## Problem to work on
What you return should match the data exactly, from the first line to the last.

## Exercise data

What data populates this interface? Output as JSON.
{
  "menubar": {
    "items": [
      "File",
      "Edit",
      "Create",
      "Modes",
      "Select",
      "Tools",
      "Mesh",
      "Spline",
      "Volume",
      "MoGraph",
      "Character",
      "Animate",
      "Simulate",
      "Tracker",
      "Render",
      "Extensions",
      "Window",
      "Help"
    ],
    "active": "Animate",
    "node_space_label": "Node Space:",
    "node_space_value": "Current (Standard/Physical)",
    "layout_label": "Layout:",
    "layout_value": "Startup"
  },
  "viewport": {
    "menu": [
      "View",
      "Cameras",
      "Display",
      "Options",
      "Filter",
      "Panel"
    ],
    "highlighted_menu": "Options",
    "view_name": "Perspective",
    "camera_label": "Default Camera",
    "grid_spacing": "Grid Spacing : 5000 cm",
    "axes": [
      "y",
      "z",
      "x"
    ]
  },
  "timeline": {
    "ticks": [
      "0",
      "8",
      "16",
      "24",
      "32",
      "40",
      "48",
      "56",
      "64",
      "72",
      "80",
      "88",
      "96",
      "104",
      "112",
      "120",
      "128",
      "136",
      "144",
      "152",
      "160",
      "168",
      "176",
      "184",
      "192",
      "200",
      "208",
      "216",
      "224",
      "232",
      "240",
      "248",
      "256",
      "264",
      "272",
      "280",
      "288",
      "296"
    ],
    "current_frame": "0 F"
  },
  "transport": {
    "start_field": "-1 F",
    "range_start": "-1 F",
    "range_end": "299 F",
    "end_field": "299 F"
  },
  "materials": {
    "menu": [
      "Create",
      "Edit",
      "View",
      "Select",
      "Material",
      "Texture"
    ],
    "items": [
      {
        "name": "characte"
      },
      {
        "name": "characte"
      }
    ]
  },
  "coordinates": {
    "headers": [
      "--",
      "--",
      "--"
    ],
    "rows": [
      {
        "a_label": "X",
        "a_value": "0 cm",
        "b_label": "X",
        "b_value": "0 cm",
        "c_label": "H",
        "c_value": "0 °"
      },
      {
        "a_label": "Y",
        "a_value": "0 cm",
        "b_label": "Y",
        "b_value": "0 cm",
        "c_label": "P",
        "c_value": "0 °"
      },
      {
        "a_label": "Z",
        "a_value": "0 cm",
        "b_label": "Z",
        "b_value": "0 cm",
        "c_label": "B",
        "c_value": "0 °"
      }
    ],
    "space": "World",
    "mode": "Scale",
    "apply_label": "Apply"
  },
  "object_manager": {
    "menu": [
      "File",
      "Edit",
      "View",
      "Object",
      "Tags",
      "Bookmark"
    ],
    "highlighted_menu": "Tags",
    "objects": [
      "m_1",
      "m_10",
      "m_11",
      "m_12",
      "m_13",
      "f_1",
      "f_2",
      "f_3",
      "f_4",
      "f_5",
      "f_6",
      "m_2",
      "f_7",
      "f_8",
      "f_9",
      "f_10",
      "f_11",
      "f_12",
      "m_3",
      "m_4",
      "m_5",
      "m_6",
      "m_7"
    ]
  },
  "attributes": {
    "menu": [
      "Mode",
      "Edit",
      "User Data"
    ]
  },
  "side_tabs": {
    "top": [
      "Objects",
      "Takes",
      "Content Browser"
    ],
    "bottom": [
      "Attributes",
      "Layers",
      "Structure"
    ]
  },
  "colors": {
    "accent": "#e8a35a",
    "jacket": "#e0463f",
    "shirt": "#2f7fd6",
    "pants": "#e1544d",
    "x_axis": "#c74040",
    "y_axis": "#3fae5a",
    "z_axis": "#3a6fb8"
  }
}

## Answer section
What data populates this interface? Output as JSON.
{
  "menubar": {
    "items": [
      "File",
      "Edit",
      "Create",
      "Modes",
      "Select",
      "Tools",
      "Mesh",
      "Spline",
      "Volume",
      "MoGraph",
      "Character",
      "Animate",
      "Simulate",
      "Tracker",
      "Render",
      "Extensions",
      "Window",
      "Help"
    ],
    "active": "Animate",
    "node_space_label": "Node Space:",
    "node_space_value": "Current (Standard/Physical)",
    "layout_label": "Layout:",
    "layout_value": "Startup"
  },
  "viewport": {
    "menu": [
      "View",
      "Cameras",
      "Display",
      "Options",
      "Filter",
      "Panel"
    ],
    "highlighted_menu": "Options",
    "view_name": "Perspective",
    "camera_label": "Default Camera",
    "grid_spacing": "Grid Spacing : 5000 cm",
    "axes": [
      "y",
      "z",
      "x"
    ]
  },
  "timeline": {
    "ticks": [
      "0",
      "8",
      "16",
      "24",
      "32",
      "40",
      "48",
      "56",
      "64",
      "72",
      "80",
      "88",
      "96",
      "104",
      "112",
      "120",
      "128",
      "136",
      "144",
      "152",
      "160",
      "168",
      "176",
      "184",
      "192",
      "200",
      "208",
      "216",
      "224",
      "232",
      "240",
      "248",
      "256",
      "264",
      "272",
      "280",
      "288",
      "296"
    ],
    "current_frame": "0 F"
  },
  "transport": {
    "start_field": "-1 F",
    "range_start": "-1 F",
    "range_end": "299 F",
    "end_field": "299 F"
  },
  "materials": {
    "menu": [
      "Create",
      "Edit",
      "View",
      "Select",
      "Material",
      "Texture"
    ],
    "items": [
      {
        "name": "characte"
      },
      {
        "name": "characte"
      }
    ]
  },
  "coordinates": {
    "headers": [
      "--",
      "--",
      "--"
    ],
    "rows": [
      {
        "a_label": "X",
        "a_value": "0 cm",
        "b_label": "X",
        "b_value": "0 cm",
        "c_label": "H",
        "c_value": "0 °"
      },
      {
        "a_label": "Y",
        "a_value": "0 cm",
        "b_label": "Y",
        "b_value": "0 cm",
        "c_label": "P",
        "c_value": "0 °"
      },
      {
        "a_label": "Z",
        "a_value": "0 cm",
        "b_label": "Z",
        "b_value": "0 cm",
        "c_label": "B",
        "c_value": "0 °"
      }
    ],
    "space": "World",
    "mode": "Scale",
    "apply_label": "Apply"
  },
  "object_manager": {
    "menu": [
      "File",
      "Edit",
      "View",
      "Object",
      "Tags",
      "Bookmark"
    ],
    "highlighted_menu": "Tags",
    "objects": [
      "m_1",
      "m_10",
      "m_11",
      "m_12",
      "m_13",
      "f_1",
      "f_2",
      "f_3",
      "f_4",
      "f_5",
      "f_6",
      "m_2",
      "f_7",
      "f_8",
      "f_9",
      "f_10",
      "f_11",
      "f_12",
      "m_3",
      "m_4",
      "m_5",
      "m_6",
      "m_7"
    ]
  },
  "attributes": {
    "menu": [
      "Mode",
      "Edit",
      "User Data"
    ]
  },
  "side_tabs": {
    "top": [
      "Objects",
      "Takes",
      "Content Browser"
    ],
    "bottom": [
      "Attributes",
      "Layers",
      "Structure"
    ]
  },
  "colors": {
    "accent": "#e8a35a",
    "jacket": "#e0463f",
    "shirt": "#2f7fd6",
    "pants": "#e1544d",
    "x_axis": "#c74040",
    "y_axis": "#3fae5a",
    "z_axis": "#3a6fb8"
  }
}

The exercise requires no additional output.